(Telegraph) – Our expert pick of the best beach holidays in Turkey for 2019. Follow this link for our guide to the country’s best hotels.
This broad strip of gently shelving white sand is not only Turkey’s longest beach, but also its most beautiful. Kids love its warm shallows, the legions of body-surfable waves and the serried ranks of dunes backing it. Development at its stunning south-eastern end has been confined to one very reasonably priced beach café with umbrellas and sunbeds for hire, reached through the romantic remains of a Roman city preserved in the shifting sands.
Perched on a hillside and surrounded by olive, pomegranate, walnut and fig trees, The Viewpoint has wonderful views towards the sandy curve of Patara and the sea beyond. In keeping with the tranquil rural location, the emphasis is on a simple yet refined rustic charm. Gelemiş village centre, with its smattering of low-key restaurants and bars, is a short walk away.
Read a full review of The Viewpoint and check availability. Dalaman is the closest airport; TUI, easyJet, Jet2 and Thomas Cook all fly direct.
The Bodrum Peninsula
Studded with olive groves and domed white Ottoman-era cisterns, the beautiful rocky finger of the Bodrum Peninsula has long been a favourite with Turkey’s well-heeled elite. The downside of this popularity has been the inevitable tourist development, the upside is that it has been (for the most part) done with taste. The peninsula’s main town, Bodrum, clustered around the splendid castle of St Peter, is extremely attractive. There are plenty of pretty beaches out on the peninsula, including Bitez and Türbükü, and windsurfing opportunities aplenty.
The exclusive Mandarin Oriental, Bodrum, is set on the lusher northern shore of the peninsula. With two beaches of its own, a pool complex, a cutting-edge spa, chic restaurants and sounds provided by Istanbul’s hip Babylon club, this is the perfect sophisticated holiday hideaway.
Read a full review of Mandarin Oriental Bodrum and check availability. EasyJet and Turkish Airlines fly direct to Bodrum.
Given that it has adorned Turkish Ministry of Culture and Tourism promotional posters and the covers of legions of guidebooks for at least three decades, no one could argue that the beautiful, pine-fringed and mountain-backed lagoon of Ölüdeniz (Dead Sea) is an unspoilt paradise. Yet despite the rampant development, the lagoon and its environs are still spectacular. There’s plenty to do, too, apart from swim in the azure waters of the lagoon or off the more prosaic adjacent beach) or take a boat to the pretty beach at Butterfly Valley.
Tucked away just behind the beach-front in the resort of Ölüdeniz, the Oyster Residences is a delightful, low-rise 26-room hotel set among lush vegetation with a pretty pool. Dalaman is the nearest airport.
Until the 1920s Kalkan was a tiny Greek fishing village; by the 1980s it had morphed into a bohemian resort for arty Turks fleeing big city life.
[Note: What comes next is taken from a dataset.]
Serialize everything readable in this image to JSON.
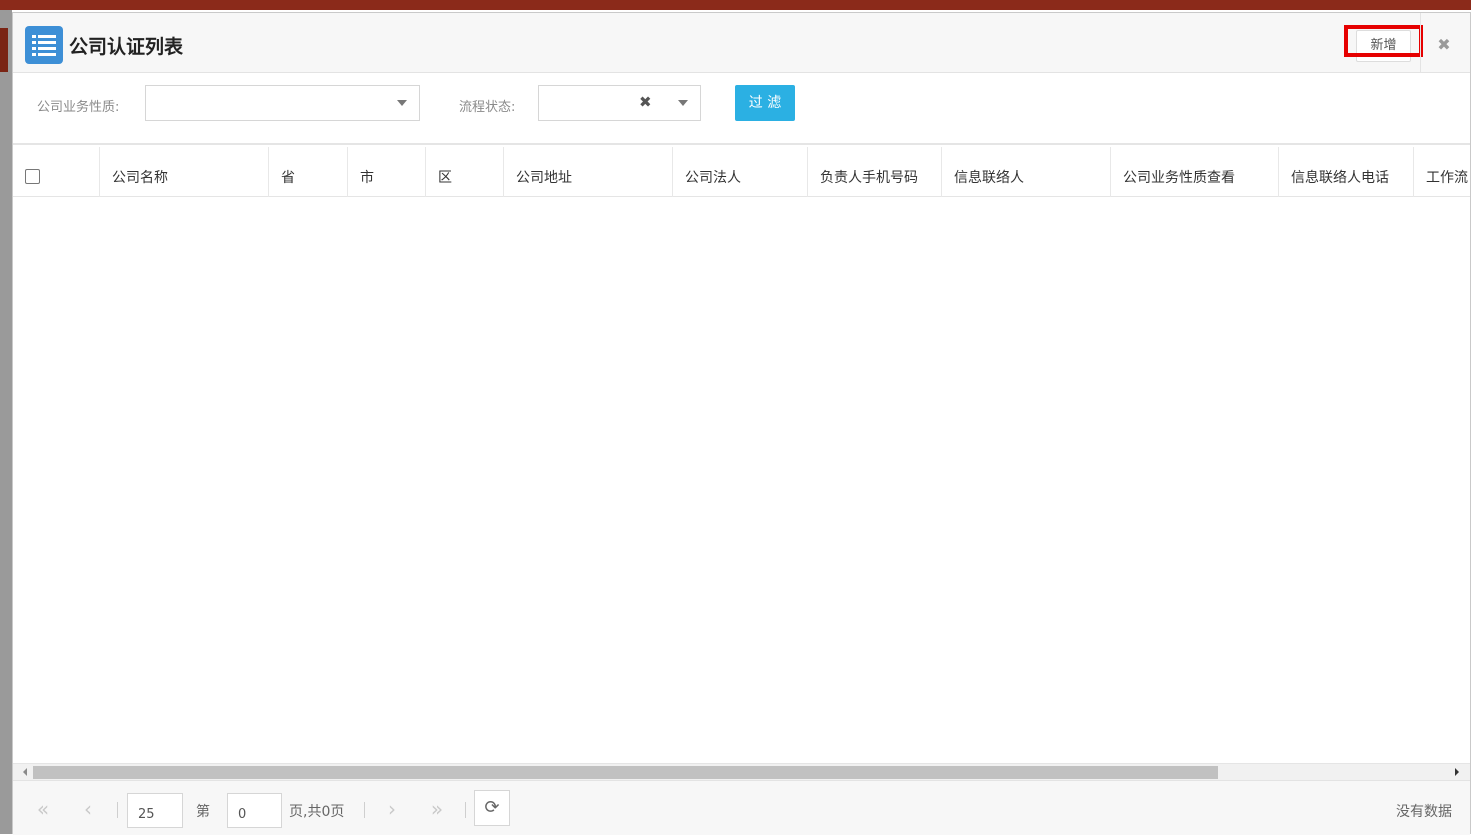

Some of its past has clung on despite its transformation into a sophisticated resort favoured by Brits. They are drawn by its beguiling setting, dropping down a hillside to a small yacht harbour fronting a picturesque bay, pretty fishermen’s cottages, cosy restaurants and chic café-bars. Kalkan is also appreciated for what isn’t here – no rowdy bars, no clubs, no full English breakfasts. The village beach is small, but the sands of Patara are very close, as is stunning Kaputas.
Courtyard at Whitehouse comprises six rooms in three beautifully converted 1920s properties set around an elegant, shady courtyard, on a quiet street in the heart of the old village. Read a full review and check availability. Dalaman is the closest airport.